◆ EXERCISE GOAL ◆
Where the records below have a line with "Myers", that line is to be copied.

[Component data from apps and pages]
• • • • • • •

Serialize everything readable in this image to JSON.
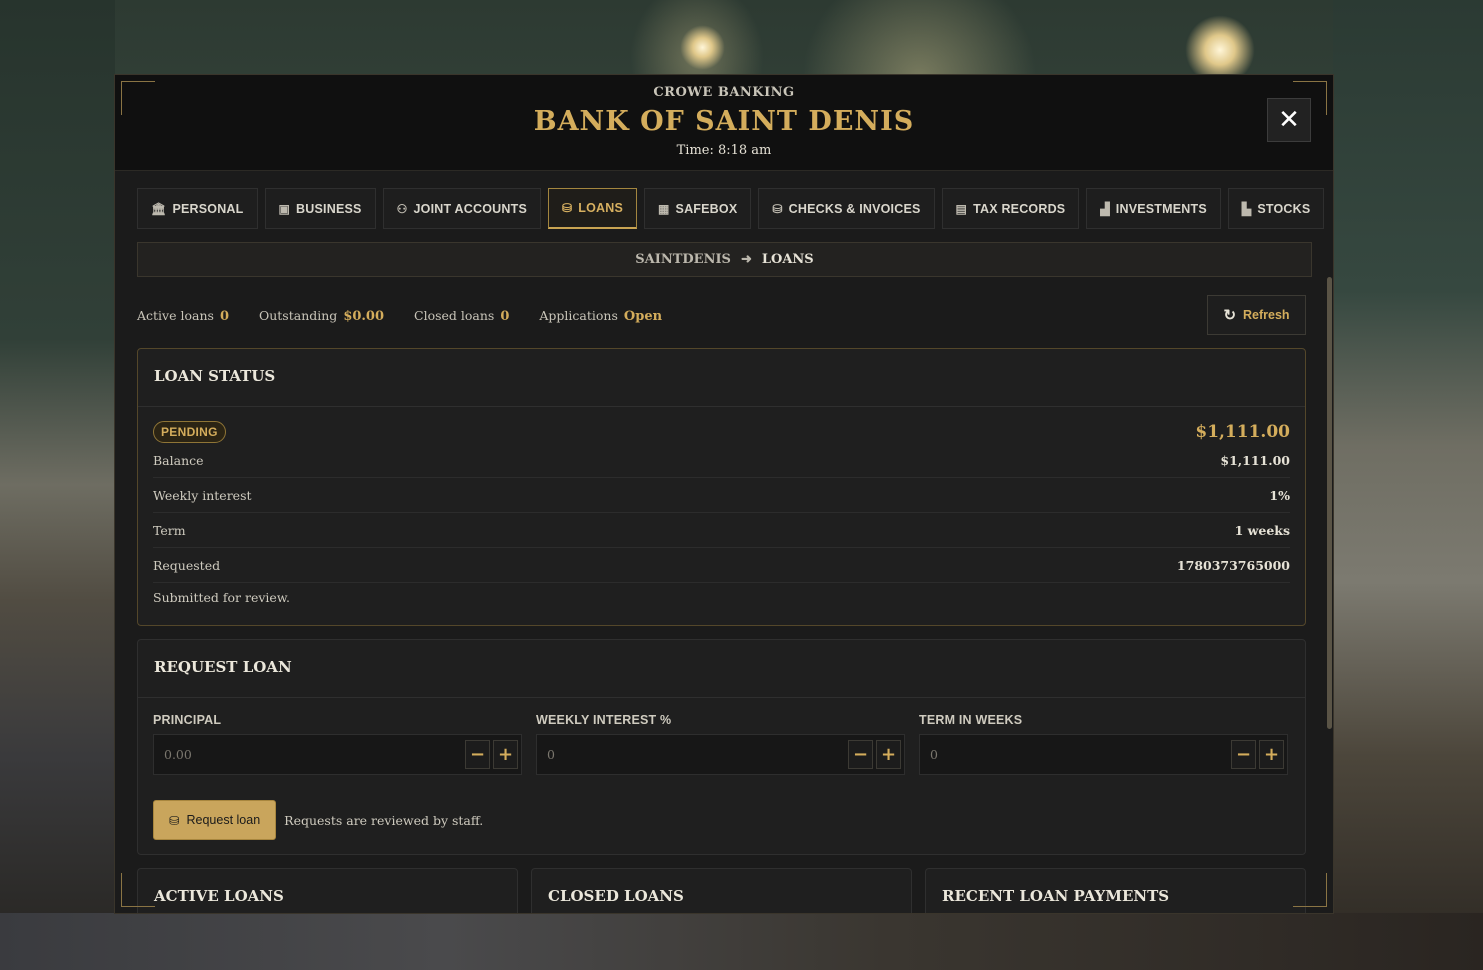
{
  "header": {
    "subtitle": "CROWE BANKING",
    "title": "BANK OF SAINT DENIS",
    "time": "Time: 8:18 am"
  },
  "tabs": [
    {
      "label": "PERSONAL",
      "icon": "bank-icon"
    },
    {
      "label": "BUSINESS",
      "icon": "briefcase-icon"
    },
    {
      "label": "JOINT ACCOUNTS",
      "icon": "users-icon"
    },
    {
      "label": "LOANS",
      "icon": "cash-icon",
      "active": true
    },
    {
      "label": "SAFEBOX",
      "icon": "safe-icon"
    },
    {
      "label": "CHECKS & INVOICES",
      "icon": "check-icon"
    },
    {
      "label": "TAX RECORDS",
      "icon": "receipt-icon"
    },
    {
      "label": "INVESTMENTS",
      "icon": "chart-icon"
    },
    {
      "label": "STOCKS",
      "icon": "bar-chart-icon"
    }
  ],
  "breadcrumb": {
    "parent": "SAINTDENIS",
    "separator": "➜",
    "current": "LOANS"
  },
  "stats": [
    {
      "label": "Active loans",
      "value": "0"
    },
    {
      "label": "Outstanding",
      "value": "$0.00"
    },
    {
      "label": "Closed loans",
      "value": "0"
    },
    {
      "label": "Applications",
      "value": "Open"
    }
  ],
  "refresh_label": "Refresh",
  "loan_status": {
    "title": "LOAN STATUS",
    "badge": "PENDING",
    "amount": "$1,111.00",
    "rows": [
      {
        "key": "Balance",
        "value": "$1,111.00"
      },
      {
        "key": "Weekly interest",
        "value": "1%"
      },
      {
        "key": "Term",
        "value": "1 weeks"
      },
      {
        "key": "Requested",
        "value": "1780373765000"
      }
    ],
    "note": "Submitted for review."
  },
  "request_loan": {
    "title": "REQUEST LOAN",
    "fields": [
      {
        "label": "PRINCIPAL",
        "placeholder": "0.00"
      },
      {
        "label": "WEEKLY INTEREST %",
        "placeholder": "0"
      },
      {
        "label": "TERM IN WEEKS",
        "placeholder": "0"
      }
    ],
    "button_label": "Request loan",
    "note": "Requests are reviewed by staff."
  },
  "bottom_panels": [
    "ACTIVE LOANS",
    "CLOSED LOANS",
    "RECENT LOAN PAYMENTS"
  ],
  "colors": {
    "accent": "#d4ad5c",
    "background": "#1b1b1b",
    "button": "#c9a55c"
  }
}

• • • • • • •

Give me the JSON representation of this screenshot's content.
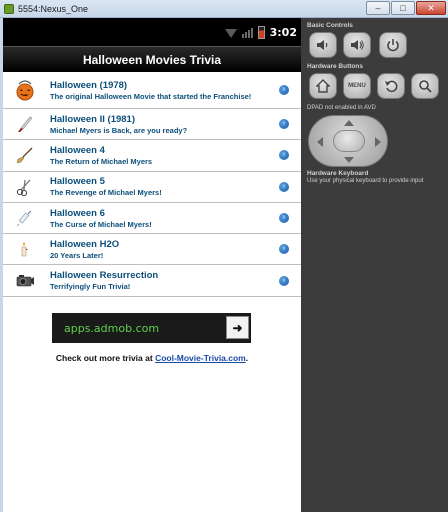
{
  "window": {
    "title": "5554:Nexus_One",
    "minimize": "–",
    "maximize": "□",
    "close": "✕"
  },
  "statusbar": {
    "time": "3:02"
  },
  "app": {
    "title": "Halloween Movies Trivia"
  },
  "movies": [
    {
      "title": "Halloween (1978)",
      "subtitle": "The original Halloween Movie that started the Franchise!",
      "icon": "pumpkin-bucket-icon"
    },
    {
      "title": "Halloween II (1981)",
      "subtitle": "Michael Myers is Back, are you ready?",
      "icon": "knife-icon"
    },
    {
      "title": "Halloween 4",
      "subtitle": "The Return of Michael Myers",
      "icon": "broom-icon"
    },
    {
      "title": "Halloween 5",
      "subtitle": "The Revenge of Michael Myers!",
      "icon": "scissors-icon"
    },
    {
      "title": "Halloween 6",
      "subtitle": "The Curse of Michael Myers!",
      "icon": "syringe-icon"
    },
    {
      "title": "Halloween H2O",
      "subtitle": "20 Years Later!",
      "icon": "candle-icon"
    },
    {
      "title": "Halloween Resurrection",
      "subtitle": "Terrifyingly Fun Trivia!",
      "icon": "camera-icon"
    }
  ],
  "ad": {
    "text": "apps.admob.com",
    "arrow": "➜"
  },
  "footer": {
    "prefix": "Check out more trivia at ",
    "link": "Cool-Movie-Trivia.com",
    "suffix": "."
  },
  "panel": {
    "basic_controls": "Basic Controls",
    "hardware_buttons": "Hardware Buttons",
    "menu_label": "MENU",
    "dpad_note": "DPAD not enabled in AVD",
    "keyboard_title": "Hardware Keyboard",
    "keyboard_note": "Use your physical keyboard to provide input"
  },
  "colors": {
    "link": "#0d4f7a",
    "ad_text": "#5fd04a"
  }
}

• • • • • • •

◆ SOLUTION FOR THIS EXERCISE ◆
      "subtitle": "Michael Myers is Back, are you ready?",
      "subtitle": "The Return of Michael Myers",
      "subtitle": "The Revenge of Michael Myers!",
      "subtitle": "The Curse of Michael Myers!",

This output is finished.